### EXERCISE DESCRIPTION
Wherever "Factory" turns up in a line of the entries below, that line counts. Say how many such lines there are, with no other words.

[Data records for software interfaces]
== Segment start ==

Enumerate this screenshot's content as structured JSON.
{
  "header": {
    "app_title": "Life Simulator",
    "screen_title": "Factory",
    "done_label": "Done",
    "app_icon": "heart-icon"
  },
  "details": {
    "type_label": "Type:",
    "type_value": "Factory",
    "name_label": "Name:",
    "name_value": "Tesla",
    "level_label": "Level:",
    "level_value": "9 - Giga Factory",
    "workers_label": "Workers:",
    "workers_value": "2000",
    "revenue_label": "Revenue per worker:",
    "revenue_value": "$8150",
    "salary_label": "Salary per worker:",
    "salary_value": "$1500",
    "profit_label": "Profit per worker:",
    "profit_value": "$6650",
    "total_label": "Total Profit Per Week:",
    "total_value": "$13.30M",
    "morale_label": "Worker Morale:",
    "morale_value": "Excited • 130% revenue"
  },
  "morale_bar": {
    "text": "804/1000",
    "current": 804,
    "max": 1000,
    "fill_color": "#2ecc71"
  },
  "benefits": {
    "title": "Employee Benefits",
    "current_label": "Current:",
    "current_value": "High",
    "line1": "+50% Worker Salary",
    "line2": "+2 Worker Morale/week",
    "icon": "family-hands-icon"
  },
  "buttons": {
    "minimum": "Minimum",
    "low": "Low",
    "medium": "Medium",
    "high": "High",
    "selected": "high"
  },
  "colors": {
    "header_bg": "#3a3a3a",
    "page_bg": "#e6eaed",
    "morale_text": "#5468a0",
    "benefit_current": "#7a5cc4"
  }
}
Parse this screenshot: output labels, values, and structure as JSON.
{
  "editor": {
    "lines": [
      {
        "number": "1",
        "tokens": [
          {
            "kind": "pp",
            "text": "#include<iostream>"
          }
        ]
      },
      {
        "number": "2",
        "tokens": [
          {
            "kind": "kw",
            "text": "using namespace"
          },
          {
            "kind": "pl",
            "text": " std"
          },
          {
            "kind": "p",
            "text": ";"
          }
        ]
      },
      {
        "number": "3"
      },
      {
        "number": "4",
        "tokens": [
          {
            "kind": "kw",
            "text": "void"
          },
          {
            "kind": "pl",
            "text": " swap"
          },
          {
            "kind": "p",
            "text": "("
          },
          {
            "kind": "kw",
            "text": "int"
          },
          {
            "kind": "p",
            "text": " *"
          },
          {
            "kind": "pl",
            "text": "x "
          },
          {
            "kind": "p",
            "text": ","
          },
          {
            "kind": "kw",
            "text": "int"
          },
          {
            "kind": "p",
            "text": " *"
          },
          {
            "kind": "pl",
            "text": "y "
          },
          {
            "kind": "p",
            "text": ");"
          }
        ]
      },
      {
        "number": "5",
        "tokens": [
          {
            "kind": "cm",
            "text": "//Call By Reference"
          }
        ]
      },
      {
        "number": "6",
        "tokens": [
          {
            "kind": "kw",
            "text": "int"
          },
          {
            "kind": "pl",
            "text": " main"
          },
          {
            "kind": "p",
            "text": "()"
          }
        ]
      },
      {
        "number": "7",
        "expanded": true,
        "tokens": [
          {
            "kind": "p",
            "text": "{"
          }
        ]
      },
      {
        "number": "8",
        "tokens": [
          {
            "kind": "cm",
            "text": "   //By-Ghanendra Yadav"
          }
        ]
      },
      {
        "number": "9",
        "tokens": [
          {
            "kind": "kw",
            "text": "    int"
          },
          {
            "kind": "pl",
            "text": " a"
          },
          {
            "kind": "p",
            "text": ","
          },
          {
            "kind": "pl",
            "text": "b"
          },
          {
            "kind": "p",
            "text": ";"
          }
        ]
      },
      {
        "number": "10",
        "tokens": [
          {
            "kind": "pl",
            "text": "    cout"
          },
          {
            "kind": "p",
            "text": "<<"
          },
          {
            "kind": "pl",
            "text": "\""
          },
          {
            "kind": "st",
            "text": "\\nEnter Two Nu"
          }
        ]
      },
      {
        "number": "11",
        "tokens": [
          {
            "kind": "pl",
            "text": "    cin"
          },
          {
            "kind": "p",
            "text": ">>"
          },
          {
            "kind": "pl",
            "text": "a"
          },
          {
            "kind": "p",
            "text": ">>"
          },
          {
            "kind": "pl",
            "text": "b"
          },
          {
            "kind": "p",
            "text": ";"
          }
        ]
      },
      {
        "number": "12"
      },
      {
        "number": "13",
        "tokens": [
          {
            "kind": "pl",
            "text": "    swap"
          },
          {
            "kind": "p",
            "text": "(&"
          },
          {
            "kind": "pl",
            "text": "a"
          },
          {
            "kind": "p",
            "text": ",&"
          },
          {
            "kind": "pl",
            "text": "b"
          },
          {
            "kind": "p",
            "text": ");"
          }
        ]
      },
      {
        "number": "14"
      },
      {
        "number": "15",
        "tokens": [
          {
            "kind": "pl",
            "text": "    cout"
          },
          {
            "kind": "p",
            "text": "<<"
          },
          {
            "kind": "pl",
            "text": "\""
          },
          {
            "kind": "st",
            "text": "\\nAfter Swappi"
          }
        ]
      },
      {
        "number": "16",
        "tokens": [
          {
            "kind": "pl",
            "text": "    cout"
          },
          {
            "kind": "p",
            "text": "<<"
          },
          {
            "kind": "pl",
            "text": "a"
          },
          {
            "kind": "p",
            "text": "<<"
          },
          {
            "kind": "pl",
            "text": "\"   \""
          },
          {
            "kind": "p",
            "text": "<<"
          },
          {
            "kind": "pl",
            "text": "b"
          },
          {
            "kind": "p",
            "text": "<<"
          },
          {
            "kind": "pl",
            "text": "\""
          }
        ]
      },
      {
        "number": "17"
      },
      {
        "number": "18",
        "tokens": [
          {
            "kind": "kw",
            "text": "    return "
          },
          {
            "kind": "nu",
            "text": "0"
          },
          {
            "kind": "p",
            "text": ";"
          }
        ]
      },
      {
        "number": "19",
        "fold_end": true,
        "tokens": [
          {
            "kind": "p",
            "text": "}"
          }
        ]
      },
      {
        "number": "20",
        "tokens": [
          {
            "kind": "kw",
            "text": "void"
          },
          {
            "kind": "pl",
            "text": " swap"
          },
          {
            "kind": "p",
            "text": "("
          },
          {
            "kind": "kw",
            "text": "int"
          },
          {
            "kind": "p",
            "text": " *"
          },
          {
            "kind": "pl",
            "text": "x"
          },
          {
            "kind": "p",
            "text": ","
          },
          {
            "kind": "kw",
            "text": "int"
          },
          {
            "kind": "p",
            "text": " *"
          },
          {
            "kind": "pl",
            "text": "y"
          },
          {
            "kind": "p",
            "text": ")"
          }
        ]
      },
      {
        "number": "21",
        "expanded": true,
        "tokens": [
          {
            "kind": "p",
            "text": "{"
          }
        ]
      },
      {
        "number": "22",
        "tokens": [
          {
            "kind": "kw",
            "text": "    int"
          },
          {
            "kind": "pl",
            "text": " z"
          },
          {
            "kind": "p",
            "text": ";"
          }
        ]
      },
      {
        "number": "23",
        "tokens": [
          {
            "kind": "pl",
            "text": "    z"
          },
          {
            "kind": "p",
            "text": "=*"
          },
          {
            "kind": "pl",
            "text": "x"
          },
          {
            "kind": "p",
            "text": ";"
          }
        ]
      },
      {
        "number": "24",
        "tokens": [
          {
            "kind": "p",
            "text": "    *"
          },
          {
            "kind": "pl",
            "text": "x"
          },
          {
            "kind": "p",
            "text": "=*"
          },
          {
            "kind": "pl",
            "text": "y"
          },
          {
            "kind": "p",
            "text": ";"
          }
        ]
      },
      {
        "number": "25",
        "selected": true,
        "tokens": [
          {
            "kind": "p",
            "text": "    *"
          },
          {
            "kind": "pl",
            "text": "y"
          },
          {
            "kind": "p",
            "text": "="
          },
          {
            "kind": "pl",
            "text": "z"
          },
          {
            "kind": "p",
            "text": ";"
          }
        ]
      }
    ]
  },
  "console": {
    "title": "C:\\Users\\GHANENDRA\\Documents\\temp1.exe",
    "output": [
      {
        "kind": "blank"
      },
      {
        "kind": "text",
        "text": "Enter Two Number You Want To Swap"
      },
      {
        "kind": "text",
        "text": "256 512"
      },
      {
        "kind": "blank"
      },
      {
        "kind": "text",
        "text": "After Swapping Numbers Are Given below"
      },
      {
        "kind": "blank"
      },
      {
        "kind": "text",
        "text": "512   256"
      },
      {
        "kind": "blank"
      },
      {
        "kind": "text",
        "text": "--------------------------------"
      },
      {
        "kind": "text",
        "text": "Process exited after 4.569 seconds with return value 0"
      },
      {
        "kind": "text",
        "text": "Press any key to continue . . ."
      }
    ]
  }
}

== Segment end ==

### EXPECTED ANSWER
3